Played 5–8 November 1998 in Klagenfurt.
The United States and Austria advanced to the World Championship.
Played 5–8 November 1998 in Ljubljana.
The Ukraine and France advanced to the World Championship.
Played 4–6 September 1998 in Tokyo.
Japan advanced to the World Championship.
In each group, the top two nations advanced to the next round. Third place teams played a final round against each other to determine who escaped having to qualify for next year's tournament. Fourth place teams did not play further, they were automatically entered in qualifiers for next year's tournament.
Italy was relegated to the qualifiers for the 2000 IIHF World Championship.
France was relegated to the qualifiers for the 2000 IIHF World Championship.
Japan was relegated to the qualifiers for the 2000 IIHF World Championship.
The Ukraine was relegated to the qualifiers for the 2000 IIHF World Championship.
Each playoff match up consisted of a two-game series. If tied, the two teams would play an overtime-style mini game (10 minutes in duration for the semi-finals and 20 minutes in the final) to determine the winner, and then a shoot-out if no scoring occurred. The only mini-game to go to a shoot-out was the Czech versus Canada tiebreaker, with a 4 to 3 Czech victory. Note that the mini-games show up as a game played in the players statistics. The exception was for the Bronze medal game which was just one game.
Latvia and Norway were relegated to the qualifiers for the 2000 IIHF World Championship.
The final standings of the tournament according to IIHF:
Places eleven through sixteen had to play in qualifying tournaments for entry into the 2000 tournament.
List shows the top skaters sorted by points, then goals.

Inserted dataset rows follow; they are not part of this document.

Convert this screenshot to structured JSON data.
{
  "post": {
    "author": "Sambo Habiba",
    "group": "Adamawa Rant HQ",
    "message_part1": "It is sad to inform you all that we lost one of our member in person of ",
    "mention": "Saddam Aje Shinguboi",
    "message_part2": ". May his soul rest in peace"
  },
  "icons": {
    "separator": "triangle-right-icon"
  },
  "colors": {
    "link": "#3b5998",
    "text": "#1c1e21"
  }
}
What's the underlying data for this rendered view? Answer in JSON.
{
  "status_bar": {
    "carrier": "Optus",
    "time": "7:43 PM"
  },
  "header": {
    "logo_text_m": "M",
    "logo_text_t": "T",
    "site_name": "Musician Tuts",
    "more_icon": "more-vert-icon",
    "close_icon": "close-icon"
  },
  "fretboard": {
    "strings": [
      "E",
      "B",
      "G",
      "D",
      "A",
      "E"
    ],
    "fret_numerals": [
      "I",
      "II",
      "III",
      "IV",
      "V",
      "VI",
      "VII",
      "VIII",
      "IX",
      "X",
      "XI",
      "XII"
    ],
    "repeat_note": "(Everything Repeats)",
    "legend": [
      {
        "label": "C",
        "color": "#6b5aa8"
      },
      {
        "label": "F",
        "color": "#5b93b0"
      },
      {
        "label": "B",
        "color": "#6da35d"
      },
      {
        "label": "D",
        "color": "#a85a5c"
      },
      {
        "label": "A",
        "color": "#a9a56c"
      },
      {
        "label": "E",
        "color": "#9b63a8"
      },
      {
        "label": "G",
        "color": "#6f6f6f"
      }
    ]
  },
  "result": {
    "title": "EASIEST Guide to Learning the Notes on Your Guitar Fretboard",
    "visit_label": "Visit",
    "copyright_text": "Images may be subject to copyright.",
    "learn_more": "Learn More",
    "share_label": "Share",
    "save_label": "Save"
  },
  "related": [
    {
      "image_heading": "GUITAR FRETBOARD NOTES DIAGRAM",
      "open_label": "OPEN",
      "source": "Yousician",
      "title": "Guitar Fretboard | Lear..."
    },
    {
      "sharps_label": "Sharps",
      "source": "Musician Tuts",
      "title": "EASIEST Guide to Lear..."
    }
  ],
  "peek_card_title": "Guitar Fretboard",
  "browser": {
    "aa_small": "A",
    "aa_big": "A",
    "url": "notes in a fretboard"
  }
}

Only the top five goaltenders, based on save percentage, who have played 40% of their team's minutes are included in this list.